Segment Open

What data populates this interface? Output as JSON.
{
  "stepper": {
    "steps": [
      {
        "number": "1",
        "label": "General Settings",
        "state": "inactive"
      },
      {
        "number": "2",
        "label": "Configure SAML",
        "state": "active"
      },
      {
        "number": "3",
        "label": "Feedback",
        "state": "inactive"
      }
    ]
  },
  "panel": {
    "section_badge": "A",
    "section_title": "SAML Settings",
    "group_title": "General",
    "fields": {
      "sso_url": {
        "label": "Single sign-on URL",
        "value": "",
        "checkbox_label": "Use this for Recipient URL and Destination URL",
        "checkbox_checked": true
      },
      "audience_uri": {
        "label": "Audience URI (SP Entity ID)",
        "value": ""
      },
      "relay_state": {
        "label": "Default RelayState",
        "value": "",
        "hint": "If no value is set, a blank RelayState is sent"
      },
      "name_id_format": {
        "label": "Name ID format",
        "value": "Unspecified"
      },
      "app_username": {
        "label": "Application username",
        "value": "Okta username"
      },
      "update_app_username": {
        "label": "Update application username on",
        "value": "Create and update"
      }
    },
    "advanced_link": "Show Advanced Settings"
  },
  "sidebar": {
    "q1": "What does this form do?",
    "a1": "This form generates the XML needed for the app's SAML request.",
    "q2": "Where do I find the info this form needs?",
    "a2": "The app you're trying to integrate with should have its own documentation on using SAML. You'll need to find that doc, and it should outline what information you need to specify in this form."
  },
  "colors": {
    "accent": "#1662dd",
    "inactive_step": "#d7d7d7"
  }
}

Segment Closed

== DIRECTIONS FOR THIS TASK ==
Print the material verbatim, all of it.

== TASK SOLUTION ==
What data populates this interface? Output as JSON.
{
  "stepper": {
    "steps": [
      {
        "number": "1",
        "label": "General Settings",
        "state": "inactive"
      },
      {
        "number": "2",
        "label": "Configure SAML",
        "state": "active"
      },
      {
        "number": "3",
        "label": "Feedback",
        "state": "inactive"
      }
    ]
  },
  "panel": {
    "section_badge": "A",
    "section_title": "SAML Settings",
    "group_title": "General",
    "fields": {
      "sso_url": {
        "label": "Single sign-on URL",
        "value": "",
        "checkbox_label": "Use this for Recipient URL and Destination URL",
        "checkbox_checked": true
      },
      "audience_uri": {
        "label": "Audience URI (SP Entity ID)",
        "value": ""
      },
      "relay_state": {
        "label": "Default RelayState",
        "value": "",
        "hint": "If no value is set, a blank RelayState is sent"
      },
      "name_id_format": {
        "label": "Name ID format",
        "value": "Unspecified"
      },
      "app_username": {
        "label": "Application username",
        "value": "Okta username"
      },
      "update_app_username": {
        "label": "Update application username on",
        "value": "Create and update"
      }
    },
    "advanced_link": "Show Advanced Settings"
  },
  "sidebar": {
    "q1": "What does this form do?",
    "a1": "This form generates the XML needed for the app's SAML request.",
    "q2": "Where do I find the info this form needs?",
    "a2": "The app you're trying to integrate with should have its own documentation on using SAML. You'll need to find that doc, and it should outline what information you need to specify in this form."
  },
  "colors": {
    "accent": "#1662dd",
    "inactive_step": "#d7d7d7"
  }
}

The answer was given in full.